With Christian Dior and Chloé opening boutiques in Beirut last week — and other labels that may follow in 2010 — the Lebanese capital is becoming a hot retail pocket for European luxury brands.
This story first appeared in the December 22, 2009 issue of WWD. Subscribe Today.
“Beirut is experiencing total transformation,” said Sidney Toledano, Christian Dior president and chief executive officer, who feted the opening of Dior’s 2,000-square-foot store on Friday at 131 Rue El-Moutrane, a designer strip in the city center. “The city is developing very quickly. It’s wonderful to see the energy.”
Overshadowed by Dubai in recent years, the style-conscious city known for its nightlife is luring shoppers back to the renovated souks and cobblestone streets of its hip downtown, said Tony Salame, local partner for Chloé and Christian Dior and owner and ceo of Aïshti stores.
“Beirut always was and will always remain the West’s gracious window to the Middle East,” Salame said, noting that brands, including Balenciaga, Etro, Jimmy Choo, Burberry, Stella McCartney, Yves Saint Laurent, Bottega Veneta, Damiani, Camper and Seven For All Mankind were eyeing retail space, which can generate sales of around $12,000 per square meter.
“Spending habits may be more cautious in Beirut, as elsewhere, but the mood right now is festive,” Salame said. “People in the region are worried about the future due to political instability in Iraq, Iran and Yemen. But here in Beirut, we’re used to working in a challenging environment. We’ve learned to overcome both political and economic instability.”
The Dior store, which features women’s and men’s ready-to-wear and accessories, is the French label’s second in Beirut, but its first in more than a decade since the original closed because of political instability in the mid-Nineties.

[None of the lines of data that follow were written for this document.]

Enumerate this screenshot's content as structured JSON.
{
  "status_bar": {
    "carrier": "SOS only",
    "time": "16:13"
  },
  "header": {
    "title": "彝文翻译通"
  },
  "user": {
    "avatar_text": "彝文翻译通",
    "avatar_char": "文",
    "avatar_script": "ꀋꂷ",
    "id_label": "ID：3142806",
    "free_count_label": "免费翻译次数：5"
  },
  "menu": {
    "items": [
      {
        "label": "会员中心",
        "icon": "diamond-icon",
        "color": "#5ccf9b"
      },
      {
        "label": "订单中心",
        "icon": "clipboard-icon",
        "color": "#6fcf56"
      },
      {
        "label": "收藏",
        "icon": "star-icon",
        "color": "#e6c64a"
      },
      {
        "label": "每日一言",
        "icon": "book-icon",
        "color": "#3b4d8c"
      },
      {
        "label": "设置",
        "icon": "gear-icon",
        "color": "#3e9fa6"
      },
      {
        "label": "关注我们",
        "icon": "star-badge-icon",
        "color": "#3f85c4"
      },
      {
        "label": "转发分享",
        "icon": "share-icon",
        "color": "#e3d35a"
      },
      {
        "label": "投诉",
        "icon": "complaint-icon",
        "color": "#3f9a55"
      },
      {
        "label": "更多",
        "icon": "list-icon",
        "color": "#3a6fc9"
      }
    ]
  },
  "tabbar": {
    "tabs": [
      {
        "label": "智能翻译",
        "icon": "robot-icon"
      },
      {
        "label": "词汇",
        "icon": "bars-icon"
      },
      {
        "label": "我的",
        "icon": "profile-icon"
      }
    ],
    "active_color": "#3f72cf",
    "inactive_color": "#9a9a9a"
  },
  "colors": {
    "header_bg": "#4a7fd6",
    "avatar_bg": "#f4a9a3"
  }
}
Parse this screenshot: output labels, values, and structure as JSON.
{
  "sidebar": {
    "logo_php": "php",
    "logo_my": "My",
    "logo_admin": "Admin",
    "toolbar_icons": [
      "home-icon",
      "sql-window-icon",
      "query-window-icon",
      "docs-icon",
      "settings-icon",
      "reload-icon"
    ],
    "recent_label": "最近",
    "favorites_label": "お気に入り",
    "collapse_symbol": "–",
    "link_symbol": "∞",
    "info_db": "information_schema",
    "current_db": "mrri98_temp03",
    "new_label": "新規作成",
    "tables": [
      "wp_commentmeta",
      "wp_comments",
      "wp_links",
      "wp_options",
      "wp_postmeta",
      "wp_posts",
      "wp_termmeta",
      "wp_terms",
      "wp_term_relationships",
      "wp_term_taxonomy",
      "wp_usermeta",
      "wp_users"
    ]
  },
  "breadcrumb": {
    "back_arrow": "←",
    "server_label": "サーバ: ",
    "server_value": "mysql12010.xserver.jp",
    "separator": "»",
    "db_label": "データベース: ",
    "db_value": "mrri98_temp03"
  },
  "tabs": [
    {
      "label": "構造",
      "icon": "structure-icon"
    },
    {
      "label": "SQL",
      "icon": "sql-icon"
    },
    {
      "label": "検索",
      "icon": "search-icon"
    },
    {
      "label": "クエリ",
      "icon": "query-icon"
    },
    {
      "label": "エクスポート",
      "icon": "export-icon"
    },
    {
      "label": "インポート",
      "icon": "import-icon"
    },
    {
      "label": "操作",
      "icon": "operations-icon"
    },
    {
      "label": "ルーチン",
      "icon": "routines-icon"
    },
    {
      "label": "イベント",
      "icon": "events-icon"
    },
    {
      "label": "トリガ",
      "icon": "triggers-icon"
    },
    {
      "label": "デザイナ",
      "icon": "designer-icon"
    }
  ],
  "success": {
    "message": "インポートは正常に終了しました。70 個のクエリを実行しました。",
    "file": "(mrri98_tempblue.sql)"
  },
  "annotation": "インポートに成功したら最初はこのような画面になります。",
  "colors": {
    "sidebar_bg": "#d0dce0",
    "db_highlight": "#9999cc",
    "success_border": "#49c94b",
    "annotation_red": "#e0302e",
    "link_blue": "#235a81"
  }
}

The boutique’s interior decor was inspired by Dior’s headquarters on Paris’ Avenue Montaigne and contrasts 18th-century carvings and Louis XVI furniture with more contemporary decorations.
Toledano declined to give sales projections for the new store, saying only that he expected revenues to be on a par with Christian Dior flagships in the Middle East.
“We are very confident in the store and in our customers, who we have known and done business with for over 60 years,” Toledano said. “There is a very important purchasing power here.…Our objective is to be comparable to what we do in Europe.”
Chloé chairman and ceo Ralph Toledano, meanwhile, inaugurated the label’s first store in Beirut, a 1,862-square-foot, single-level space at Aïshti Beirut Souks on Fakhry Bay Street in the city’s downtown on Saturday with a show and party in the souk.
“We believe that now is the time to expand into this market,” Ralph Toledano said, adding that in the midterm, he believed Beirut would recover its position as the region’s fashion capital.
“During the war years [the Lebanese civil war spanned 1975 to 1990, and the Israeli-Hezbollah conflict was in 2006], Dubai took over as the luxury/shopping destination in the Middle East, but now the situation has stabilized and the economy is maintaining growth,” he said.
The product mix in Chloé’s latest boutique includes rtw, leather goods, shoes, swimwear, sunglasses, fragrance and two location-specific products: the Marcie bag in chocolate python and the Clutch in leopard print with a leather bow.